The success of the Type 2 Ka-Mi amphibious tank prompted development of a successor, the Type 3 Ka-Chi, this in turn based on the Type 1 Chi-He tank. The hull was significantly revised, however, with two extra road wheels per side, and a smooth sides that faired into the front and rear pontoons which gave it a boat-like appearance; these would be jettisoned once the vehicle came ashore. Additional features to aid navigation in water was a cupola extension that kept out breaking waves, as well as a separate tower towards the rear to keep the exhaust clear of water. Armament was identical to the Chi-He, and as such, consisted of the highly effective Type 1 47-mm gun, and retained the same 50 mm maximum armor, making it nearly identical to its land-based predecessor in terms of combat capability. Unfortunately, the Ka-Chi entered service too late to be of use in amphibious operations and like most Japanese tanks, were relegated to use as static defense after their first encounter at Kwajalein (and never in large numbers). The use of pontoon devices were subsequently copied by the Allies and used on specialized equipment during D-Day.
The Type 3 Ka-Chi was designed in 1943 and entered service the following year in small numbers due to the shortage of resources for armored vehicle production. No variants were built.
Preceded by:Type 2 Ka-Mi (1942)
|Length (w/Gun)||10.30 m|
|Ground Clearance||0 m|
|Track on Ground||0 m|
|Ground Pressure||0 kg/cm²|
|Speed (Off-Road)||32 km/h|
|Range (Off-Road)||319 km|
|Amphibious||Yes (10 km/h)|
|Engine||1 x 240-hp|
|Main||1 x 47-mm L/48Type 1 47 mmRifled Gun↑ 11° / ↓ -9° / ↔ 360°|

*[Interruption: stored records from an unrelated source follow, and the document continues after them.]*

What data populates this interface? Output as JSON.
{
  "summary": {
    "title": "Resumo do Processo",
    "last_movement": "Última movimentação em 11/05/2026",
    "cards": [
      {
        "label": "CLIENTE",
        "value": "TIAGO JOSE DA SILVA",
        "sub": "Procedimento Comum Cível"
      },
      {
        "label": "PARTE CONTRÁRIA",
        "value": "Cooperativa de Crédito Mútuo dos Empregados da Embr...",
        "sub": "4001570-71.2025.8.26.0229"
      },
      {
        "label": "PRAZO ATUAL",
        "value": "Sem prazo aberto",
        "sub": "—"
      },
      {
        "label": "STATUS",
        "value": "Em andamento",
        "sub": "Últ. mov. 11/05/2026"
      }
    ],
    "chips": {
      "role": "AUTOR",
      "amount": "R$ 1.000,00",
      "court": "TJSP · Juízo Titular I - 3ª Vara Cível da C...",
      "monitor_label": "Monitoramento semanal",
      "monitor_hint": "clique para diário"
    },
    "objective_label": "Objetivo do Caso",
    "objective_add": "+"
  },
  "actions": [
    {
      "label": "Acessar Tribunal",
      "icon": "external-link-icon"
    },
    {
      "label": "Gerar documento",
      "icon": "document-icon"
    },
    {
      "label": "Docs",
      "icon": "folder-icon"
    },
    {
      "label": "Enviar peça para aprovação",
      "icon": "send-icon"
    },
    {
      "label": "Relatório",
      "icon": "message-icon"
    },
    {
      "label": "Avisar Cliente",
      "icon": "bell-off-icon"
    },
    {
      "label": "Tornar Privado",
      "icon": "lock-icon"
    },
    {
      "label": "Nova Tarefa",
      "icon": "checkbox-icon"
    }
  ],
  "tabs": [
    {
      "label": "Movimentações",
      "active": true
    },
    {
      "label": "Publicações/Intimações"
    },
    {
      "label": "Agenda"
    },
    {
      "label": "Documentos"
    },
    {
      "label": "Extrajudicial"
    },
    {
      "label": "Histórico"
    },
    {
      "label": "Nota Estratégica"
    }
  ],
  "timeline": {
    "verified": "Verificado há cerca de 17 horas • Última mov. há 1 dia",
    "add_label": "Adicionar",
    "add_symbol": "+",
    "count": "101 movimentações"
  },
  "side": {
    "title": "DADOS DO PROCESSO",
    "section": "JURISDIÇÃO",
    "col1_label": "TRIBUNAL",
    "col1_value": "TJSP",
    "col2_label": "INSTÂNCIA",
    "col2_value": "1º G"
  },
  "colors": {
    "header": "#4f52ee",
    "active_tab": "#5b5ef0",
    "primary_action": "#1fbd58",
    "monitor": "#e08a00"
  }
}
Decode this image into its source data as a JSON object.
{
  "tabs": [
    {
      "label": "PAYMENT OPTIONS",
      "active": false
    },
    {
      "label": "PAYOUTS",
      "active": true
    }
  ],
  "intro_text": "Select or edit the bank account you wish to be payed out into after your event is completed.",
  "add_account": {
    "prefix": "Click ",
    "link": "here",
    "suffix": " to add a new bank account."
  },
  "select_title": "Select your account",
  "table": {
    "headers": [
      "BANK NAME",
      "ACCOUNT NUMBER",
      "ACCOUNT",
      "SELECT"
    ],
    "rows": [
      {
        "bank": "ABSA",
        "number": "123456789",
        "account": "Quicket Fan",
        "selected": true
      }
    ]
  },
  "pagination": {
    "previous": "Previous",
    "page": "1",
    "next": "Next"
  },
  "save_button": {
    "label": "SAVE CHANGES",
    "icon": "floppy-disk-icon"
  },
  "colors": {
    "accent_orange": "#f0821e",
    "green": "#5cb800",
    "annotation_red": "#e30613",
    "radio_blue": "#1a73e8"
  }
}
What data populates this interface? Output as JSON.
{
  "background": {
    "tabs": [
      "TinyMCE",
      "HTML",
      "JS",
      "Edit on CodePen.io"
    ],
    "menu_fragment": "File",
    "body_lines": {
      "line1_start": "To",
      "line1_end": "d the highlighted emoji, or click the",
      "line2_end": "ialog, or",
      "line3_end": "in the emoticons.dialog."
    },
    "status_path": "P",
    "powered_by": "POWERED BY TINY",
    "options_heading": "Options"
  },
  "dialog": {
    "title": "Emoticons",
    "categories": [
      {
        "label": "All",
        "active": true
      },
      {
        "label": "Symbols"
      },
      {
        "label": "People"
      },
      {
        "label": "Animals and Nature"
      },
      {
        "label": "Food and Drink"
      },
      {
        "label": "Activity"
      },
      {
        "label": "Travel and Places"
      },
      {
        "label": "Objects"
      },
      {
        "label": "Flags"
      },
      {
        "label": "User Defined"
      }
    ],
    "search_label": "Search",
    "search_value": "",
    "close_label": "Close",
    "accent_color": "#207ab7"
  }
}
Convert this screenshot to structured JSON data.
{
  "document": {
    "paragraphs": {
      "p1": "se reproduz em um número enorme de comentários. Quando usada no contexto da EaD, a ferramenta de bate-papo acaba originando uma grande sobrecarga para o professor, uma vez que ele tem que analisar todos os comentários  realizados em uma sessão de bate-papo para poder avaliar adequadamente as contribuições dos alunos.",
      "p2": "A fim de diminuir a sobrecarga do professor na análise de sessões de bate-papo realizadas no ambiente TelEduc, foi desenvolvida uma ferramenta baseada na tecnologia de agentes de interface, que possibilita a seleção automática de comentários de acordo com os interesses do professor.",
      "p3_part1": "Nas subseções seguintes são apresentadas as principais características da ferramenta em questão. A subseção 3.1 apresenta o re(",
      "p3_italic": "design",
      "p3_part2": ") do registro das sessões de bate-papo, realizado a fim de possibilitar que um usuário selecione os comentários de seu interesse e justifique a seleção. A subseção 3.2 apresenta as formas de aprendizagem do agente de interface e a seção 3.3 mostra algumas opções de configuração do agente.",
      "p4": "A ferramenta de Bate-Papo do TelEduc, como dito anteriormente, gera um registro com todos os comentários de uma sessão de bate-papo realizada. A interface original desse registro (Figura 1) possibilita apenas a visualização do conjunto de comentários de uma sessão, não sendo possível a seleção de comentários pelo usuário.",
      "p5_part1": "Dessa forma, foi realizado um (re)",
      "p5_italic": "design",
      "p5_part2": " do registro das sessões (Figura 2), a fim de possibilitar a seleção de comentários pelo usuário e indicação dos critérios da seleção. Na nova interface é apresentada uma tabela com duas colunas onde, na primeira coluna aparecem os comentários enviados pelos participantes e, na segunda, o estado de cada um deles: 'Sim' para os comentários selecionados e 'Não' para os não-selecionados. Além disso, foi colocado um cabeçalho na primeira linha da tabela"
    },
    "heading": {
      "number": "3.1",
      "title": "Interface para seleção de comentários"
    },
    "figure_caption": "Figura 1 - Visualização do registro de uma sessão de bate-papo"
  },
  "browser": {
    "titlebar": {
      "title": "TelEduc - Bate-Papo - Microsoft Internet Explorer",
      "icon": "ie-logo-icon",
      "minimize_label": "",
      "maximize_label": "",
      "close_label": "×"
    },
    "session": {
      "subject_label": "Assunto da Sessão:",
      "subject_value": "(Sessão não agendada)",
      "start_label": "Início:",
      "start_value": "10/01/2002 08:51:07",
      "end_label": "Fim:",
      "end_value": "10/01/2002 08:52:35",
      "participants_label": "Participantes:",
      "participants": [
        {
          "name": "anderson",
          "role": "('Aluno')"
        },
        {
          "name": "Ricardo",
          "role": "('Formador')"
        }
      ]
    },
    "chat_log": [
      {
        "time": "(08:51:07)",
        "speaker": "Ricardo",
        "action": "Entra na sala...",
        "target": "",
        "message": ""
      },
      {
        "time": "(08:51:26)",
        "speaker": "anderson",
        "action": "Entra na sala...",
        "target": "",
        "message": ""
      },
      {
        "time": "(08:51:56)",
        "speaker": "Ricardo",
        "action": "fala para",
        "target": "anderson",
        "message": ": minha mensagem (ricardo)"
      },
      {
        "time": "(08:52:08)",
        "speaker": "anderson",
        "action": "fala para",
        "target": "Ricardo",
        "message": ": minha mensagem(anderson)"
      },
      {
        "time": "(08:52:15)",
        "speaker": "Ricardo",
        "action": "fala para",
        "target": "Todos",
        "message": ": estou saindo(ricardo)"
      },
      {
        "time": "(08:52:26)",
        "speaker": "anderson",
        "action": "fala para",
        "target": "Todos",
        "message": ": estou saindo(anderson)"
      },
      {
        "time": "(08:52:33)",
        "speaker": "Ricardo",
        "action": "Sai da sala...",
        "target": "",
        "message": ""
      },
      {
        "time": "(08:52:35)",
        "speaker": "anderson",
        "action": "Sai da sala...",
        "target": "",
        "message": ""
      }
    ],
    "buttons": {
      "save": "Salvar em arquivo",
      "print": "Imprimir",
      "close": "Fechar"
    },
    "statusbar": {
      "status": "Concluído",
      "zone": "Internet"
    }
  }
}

|Secondary||Coaxial:1 x 7.70-mmType 97 HTMGBow: 1 x 7.70-mmType 97 HTMG|
|Thickness||50 mm (max)|
|Max Effective||50 mm (max) RHAe|